Today, the city is home to auto repair shops, a few small businesses and vacant, graveled lots. Most recent development sits either on the edge or outside of Rest Haven’s new limits.

The city has sporadically given up its claim to select parcels over the past few years. It even succeeded in dissolving for a brief period in 2001. Superior court judges dissolved the city until it was reinstated in 2002 after a resident sued to keep it intact.

By request from Rest Haven officials, Unterman pushed through legislation in 2016 that got rid of nearly half the city. The move gave Buford claim over most of Rest Haven’s former boundaries on the eastern side of Buford Highway.

Unterman later tried to dissolve the rest of Rest Haven, but that effort ended due to legal complications in the process of ending its charter. “It’s as complicated dissolving as it is creating a city, and I didn’t realize that when I started doing it,” said Unterman, who left office this year.

Today it’s become harder to distinguish where Buford’s limits end and Rest Haven’s begin. The road signs marking Rest Haven’s limits are no longer there. Even finding a map that shows the current city outlines is hard. Google Maps provides only an outdated version of the city’s map.
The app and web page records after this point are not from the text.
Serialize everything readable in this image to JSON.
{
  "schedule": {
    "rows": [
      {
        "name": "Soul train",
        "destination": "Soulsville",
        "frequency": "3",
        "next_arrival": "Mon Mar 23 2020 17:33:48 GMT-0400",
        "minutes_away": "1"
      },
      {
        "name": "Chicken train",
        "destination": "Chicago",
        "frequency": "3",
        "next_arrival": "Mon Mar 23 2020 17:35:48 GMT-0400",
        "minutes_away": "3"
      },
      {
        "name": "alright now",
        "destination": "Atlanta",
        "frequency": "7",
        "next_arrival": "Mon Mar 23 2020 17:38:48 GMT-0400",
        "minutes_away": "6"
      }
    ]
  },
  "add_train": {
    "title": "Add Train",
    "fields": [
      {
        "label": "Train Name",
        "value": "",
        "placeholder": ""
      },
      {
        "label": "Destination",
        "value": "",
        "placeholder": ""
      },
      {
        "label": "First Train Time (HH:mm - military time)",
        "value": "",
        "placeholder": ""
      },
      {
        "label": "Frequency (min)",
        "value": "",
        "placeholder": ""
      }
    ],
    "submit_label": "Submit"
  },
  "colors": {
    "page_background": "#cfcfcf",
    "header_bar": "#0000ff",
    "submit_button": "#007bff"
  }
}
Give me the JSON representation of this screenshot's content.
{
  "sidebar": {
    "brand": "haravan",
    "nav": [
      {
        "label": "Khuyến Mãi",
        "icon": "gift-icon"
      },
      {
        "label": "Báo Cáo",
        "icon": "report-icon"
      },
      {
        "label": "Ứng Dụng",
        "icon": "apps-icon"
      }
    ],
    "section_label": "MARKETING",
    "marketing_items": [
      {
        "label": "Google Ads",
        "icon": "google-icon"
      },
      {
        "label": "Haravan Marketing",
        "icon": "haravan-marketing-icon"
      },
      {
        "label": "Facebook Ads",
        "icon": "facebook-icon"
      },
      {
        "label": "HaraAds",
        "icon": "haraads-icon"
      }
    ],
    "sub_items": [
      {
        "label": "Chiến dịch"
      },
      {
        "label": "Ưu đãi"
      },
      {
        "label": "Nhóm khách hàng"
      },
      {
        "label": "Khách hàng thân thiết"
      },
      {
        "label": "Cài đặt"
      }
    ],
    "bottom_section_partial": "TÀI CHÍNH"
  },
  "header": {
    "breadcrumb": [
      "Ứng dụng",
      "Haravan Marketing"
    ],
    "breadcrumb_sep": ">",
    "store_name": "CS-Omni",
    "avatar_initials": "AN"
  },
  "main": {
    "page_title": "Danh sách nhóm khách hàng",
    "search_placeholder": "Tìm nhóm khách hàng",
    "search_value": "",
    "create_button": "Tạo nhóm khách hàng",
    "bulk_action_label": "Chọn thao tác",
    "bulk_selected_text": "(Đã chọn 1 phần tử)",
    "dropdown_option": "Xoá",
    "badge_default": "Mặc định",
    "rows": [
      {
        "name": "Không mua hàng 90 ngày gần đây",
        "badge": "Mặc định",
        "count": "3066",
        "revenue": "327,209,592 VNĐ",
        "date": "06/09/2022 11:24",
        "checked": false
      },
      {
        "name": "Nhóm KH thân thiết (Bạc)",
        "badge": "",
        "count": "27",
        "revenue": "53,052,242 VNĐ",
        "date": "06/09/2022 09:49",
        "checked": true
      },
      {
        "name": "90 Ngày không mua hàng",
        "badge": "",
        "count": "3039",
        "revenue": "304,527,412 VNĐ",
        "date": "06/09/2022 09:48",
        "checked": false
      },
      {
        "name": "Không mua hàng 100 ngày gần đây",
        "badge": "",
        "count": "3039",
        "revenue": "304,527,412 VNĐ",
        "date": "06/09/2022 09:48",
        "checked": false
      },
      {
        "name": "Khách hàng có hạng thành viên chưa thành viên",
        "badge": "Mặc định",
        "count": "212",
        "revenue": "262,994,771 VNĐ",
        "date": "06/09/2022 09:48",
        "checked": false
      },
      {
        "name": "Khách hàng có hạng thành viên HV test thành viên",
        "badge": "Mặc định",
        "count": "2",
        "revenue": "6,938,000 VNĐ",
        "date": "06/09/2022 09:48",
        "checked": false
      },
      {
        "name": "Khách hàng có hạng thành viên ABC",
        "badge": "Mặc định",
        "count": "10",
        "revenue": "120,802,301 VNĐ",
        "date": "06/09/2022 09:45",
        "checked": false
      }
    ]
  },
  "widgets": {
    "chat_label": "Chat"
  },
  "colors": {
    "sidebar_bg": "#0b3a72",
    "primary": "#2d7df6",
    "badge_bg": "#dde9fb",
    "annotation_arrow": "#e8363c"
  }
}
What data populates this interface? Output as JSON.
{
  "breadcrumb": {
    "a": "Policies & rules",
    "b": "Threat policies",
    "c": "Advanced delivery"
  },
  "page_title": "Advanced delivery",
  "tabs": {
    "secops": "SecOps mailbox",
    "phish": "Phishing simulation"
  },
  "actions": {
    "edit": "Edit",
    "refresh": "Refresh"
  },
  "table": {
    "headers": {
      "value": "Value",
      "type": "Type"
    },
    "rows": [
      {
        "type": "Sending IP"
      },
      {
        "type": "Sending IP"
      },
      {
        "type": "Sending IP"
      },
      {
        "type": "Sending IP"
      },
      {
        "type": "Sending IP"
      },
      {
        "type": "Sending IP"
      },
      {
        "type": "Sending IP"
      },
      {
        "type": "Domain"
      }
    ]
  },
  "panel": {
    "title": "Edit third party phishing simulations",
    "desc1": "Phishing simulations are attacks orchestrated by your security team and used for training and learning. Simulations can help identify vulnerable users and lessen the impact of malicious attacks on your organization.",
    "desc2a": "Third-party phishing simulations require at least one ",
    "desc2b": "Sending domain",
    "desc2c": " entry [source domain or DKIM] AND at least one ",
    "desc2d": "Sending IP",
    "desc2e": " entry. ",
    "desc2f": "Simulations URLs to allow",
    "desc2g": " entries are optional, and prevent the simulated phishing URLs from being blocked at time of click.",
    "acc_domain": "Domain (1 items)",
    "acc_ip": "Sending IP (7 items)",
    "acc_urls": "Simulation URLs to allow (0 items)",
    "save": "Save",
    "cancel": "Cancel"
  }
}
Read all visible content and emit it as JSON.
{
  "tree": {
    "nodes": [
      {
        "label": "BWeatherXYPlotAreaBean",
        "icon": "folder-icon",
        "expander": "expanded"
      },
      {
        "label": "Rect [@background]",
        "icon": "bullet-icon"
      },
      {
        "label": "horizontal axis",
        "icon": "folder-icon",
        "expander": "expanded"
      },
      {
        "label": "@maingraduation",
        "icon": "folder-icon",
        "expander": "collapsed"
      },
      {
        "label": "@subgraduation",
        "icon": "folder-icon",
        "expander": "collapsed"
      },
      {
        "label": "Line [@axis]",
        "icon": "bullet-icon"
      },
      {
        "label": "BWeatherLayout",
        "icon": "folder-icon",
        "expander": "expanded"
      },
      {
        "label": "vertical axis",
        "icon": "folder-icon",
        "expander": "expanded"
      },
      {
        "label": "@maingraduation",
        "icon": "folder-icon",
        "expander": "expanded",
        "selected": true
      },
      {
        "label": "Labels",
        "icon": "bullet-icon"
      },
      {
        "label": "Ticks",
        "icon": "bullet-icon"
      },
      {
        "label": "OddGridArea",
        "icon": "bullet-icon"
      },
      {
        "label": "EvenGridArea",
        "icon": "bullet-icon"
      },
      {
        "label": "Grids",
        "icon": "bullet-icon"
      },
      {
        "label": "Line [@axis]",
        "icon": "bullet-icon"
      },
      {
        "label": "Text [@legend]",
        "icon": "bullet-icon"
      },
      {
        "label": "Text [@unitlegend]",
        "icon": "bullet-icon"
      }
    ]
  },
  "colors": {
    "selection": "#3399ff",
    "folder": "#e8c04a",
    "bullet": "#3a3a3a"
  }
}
It may become even harder to differentiate the two in the future, considering Rest Haven now abides by Buford’s zoning regulations. New development in the area will likely have brick or stucco architecture like nearby Buford, said Kim Wolfe, city clerk and planning director for Buford.

“We have a great relationship with Rest Haven,” said Bryan Kerlin, city manager of Buford. “Rest Haven’s regulations are similar to Buford’s regulations. As we move forward ... you’ll start to see things evolve in Rest Haven to look like they are in Buford.”

A current zoning map of Rest Haven, after Buford started handling all zoning, code enforcement and court cases for the city in 2016. (Courtesy of City of Buford)
A current zoning map of Rest Haven, after Buford started handling all zoning, code enforcement and court cases for the city in 2016. (Courtesy of City of Buford)